▶ [ASSIGNMENT] Replicate the data exactly, every line included.

___ RECORDS SHOWN ___

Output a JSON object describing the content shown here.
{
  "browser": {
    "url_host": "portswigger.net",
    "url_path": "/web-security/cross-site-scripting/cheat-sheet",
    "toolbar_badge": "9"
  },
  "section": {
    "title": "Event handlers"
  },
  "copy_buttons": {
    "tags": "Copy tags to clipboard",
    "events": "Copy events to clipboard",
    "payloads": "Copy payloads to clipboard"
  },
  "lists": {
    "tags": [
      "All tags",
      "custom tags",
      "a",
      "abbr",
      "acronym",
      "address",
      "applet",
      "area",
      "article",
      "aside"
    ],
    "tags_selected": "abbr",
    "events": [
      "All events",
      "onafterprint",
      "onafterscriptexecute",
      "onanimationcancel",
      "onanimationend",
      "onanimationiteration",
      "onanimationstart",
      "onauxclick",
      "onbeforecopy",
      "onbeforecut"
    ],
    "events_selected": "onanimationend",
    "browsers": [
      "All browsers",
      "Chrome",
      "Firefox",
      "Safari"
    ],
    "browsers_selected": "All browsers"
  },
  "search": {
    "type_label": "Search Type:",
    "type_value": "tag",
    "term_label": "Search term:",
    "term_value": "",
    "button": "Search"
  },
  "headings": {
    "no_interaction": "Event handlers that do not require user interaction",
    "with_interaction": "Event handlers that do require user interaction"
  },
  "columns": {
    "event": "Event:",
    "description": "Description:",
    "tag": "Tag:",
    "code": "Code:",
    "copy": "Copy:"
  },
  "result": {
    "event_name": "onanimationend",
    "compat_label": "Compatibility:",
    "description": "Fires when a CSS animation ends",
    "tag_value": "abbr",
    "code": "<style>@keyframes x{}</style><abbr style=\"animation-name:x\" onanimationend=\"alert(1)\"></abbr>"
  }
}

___

▶ [ANSWER TO THE EXERCISE]
Output a JSON object describing the content shown here.
{
  "browser": {
    "url_host": "portswigger.net",
    "url_path": "/web-security/cross-site-scripting/cheat-sheet",
    "toolbar_badge": "9"
  },
  "section": {
    "title": "Event handlers"
  },
  "copy_buttons": {
    "tags": "Copy tags to clipboard",
    "events": "Copy events to clipboard",
    "payloads": "Copy payloads to clipboard"
  },
  "lists": {
    "tags": [
      "All tags",
      "custom tags",
      "a",
      "abbr",
      "acronym",
      "address",
      "applet",
      "area",
      "article",
      "aside"
    ],
    "tags_selected": "abbr",
    "events": [
      "All events",
      "onafterprint",
      "onafterscriptexecute",
      "onanimationcancel",
      "onanimationend",
      "onanimationiteration",
      "onanimationstart",
      "onauxclick",
      "onbeforecopy",
      "onbeforecut"
    ],
    "events_selected": "onanimationend",
    "browsers": [
      "All browsers",
      "Chrome",
      "Firefox",
      "Safari"
    ],
    "browsers_selected": "All browsers"
  },
  "search": {
    "type_label": "Search Type:",
    "type_value": "tag",
    "term_label": "Search term:",
    "term_value": "",
    "button": "Search"
  },
  "headings": {
    "no_interaction": "Event handlers that do not require user interaction",
    "with_interaction": "Event handlers that do require user interaction"
  },
  "columns": {
    "event": "Event:",
    "description": "Description:",
    "tag": "Tag:",
    "code": "Code:",
    "copy": "Copy:"
  },
  "result": {
    "event_name": "onanimationend",
    "compat_label": "Compatibility:",
    "description": "Fires when a CSS animation ends",
    "tag_value": "abbr",
    "code": "<style>@keyframes x{}</style><abbr style=\"animation-name:x\" onanimationend=\"alert(1)\"></abbr>"
  }
}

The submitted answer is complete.